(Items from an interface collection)

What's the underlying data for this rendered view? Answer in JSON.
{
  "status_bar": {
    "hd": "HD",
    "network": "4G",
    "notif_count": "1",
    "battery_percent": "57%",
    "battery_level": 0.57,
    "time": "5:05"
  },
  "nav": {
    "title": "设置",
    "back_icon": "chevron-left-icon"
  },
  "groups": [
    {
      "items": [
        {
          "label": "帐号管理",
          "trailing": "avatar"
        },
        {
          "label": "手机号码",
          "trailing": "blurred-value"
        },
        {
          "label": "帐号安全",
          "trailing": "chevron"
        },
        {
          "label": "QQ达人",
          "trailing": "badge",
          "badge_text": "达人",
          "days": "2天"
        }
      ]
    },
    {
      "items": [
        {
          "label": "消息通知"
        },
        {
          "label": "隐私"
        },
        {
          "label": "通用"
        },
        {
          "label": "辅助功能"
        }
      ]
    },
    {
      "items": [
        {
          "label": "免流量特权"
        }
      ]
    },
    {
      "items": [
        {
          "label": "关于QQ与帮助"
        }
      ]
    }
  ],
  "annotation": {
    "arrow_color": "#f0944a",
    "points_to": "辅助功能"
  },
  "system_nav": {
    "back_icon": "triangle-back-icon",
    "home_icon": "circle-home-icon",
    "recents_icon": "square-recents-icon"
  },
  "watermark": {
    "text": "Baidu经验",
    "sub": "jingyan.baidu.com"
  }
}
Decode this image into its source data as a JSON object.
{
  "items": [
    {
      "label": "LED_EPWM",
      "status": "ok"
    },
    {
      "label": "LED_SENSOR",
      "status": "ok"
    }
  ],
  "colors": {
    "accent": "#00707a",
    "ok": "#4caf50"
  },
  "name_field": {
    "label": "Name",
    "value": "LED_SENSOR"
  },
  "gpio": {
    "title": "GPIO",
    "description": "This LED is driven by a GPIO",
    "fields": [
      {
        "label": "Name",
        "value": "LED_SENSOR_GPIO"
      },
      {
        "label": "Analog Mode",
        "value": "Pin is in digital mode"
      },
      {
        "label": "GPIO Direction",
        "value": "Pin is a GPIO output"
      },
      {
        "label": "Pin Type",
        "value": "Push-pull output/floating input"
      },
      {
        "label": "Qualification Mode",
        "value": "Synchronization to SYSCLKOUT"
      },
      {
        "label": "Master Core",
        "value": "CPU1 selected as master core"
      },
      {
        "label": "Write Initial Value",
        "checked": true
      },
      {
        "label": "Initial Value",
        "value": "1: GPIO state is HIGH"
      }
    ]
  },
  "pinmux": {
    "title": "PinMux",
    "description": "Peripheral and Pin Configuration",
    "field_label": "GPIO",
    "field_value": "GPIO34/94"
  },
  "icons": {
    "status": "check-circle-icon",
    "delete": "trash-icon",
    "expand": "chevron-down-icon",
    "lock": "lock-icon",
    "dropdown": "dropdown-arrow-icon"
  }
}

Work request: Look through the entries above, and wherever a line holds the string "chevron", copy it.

Exercise answer:
    "back_icon": "chevron-left-icon"
          "trailing": "chevron"
    "expand": "chevron-down-icon",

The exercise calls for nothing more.